- EXERCISE DESCRIPTION: State how many lines of the records contain the string "Preview". Give the number alone.

Web page and app entries
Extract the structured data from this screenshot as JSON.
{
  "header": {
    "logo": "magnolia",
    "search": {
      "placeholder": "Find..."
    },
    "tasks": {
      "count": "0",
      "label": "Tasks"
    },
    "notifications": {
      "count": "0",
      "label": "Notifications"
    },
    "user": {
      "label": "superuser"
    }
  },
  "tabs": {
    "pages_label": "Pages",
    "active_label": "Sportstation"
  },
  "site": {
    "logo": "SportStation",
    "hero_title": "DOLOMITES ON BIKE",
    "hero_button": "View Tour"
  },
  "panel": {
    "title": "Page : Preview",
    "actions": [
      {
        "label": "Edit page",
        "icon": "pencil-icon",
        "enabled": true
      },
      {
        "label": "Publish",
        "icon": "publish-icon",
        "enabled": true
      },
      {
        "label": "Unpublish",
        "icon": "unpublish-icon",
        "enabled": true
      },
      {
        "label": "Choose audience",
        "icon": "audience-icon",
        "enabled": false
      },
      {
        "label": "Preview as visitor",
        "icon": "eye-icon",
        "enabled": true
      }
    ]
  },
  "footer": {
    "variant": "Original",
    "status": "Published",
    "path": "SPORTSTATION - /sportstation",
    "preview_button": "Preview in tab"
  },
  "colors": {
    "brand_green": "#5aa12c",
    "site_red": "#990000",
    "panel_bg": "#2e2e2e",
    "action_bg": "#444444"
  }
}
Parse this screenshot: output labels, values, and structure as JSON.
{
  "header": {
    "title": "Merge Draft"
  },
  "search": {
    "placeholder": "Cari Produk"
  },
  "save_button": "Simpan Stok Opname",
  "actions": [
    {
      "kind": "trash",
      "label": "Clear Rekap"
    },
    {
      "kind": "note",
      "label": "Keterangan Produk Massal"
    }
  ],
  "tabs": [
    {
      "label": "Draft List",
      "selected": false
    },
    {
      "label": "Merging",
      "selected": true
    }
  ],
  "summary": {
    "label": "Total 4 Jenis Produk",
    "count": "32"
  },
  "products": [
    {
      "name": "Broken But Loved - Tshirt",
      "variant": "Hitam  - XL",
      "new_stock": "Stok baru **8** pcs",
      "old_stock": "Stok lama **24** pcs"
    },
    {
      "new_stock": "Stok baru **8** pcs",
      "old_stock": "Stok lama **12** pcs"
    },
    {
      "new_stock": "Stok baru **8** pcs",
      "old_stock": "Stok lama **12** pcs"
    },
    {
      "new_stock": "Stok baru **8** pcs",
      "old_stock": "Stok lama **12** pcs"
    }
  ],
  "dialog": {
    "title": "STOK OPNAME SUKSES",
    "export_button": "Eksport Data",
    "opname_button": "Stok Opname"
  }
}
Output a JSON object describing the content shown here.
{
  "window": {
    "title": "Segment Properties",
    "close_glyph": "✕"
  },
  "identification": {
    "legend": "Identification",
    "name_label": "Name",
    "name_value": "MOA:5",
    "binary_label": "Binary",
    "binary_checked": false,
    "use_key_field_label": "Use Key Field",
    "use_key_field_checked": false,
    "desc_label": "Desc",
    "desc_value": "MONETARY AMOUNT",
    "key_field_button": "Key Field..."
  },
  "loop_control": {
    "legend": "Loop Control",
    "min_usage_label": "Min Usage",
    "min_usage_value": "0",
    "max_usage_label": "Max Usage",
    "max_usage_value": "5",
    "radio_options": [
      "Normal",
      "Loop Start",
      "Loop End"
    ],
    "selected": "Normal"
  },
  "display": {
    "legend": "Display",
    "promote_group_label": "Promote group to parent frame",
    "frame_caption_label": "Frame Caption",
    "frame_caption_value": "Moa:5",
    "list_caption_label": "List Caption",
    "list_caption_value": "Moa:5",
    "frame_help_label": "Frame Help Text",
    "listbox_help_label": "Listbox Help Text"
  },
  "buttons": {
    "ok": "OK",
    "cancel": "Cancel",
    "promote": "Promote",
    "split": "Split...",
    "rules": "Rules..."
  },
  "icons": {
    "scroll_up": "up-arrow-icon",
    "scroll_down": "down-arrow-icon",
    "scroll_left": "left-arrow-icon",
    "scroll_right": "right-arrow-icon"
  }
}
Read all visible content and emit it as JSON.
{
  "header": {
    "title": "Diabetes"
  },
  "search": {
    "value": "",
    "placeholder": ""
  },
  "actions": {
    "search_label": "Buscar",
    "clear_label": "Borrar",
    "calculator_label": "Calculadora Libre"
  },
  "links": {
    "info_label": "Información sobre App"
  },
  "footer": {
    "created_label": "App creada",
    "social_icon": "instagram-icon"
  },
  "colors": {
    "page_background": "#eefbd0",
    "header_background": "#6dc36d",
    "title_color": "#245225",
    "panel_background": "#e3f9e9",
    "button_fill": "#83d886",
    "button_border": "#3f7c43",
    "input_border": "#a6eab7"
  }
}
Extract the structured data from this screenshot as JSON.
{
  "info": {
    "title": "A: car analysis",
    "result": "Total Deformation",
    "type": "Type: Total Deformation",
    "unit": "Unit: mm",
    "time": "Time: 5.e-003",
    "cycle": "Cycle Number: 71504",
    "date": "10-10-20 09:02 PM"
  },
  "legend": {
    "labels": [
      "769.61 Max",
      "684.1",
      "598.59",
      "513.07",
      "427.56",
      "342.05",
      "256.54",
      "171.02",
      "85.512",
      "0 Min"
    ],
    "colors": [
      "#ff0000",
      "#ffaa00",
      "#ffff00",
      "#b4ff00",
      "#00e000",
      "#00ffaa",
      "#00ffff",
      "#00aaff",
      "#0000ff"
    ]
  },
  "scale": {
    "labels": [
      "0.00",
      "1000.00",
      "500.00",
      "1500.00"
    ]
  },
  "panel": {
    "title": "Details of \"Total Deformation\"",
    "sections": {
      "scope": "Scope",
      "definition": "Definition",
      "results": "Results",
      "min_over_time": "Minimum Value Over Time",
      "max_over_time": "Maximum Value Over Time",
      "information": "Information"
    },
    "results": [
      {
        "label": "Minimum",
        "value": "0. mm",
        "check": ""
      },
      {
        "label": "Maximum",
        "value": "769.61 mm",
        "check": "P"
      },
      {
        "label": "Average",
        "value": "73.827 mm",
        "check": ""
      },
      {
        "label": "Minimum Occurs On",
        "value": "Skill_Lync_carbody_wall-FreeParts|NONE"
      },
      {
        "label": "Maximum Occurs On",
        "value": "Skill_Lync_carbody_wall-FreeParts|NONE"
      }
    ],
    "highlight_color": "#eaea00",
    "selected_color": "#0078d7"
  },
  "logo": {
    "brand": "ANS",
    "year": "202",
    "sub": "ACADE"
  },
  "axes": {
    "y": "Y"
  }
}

- OUTPUT FOR THIS TASK: 3